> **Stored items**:
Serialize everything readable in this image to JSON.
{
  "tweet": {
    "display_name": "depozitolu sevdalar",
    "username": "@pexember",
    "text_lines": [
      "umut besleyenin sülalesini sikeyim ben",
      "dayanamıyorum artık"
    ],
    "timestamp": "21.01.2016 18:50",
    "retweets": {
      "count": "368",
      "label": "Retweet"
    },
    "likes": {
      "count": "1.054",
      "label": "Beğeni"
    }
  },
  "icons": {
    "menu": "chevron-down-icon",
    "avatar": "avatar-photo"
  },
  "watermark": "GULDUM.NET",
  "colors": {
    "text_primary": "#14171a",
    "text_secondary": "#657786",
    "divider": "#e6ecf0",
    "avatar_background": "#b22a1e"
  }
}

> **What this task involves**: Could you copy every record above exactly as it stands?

> **Solution for this task**:
Serialize everything readable in this image to JSON.
{
  "tweet": {
    "display_name": "depozitolu sevdalar",
    "username": "@pexember",
    "text_lines": [
      "umut besleyenin sülalesini sikeyim ben",
      "dayanamıyorum artık"
    ],
    "timestamp": "21.01.2016 18:50",
    "retweets": {
      "count": "368",
      "label": "Retweet"
    },
    "likes": {
      "count": "1.054",
      "label": "Beğeni"
    }
  },
  "icons": {
    "menu": "chevron-down-icon",
    "avatar": "avatar-photo"
  },
  "watermark": "GULDUM.NET",
  "colors": {
    "text_primary": "#14171a",
    "text_secondary": "#657786",
    "divider": "#e6ecf0",
    "avatar_background": "#b22a1e"
  }
}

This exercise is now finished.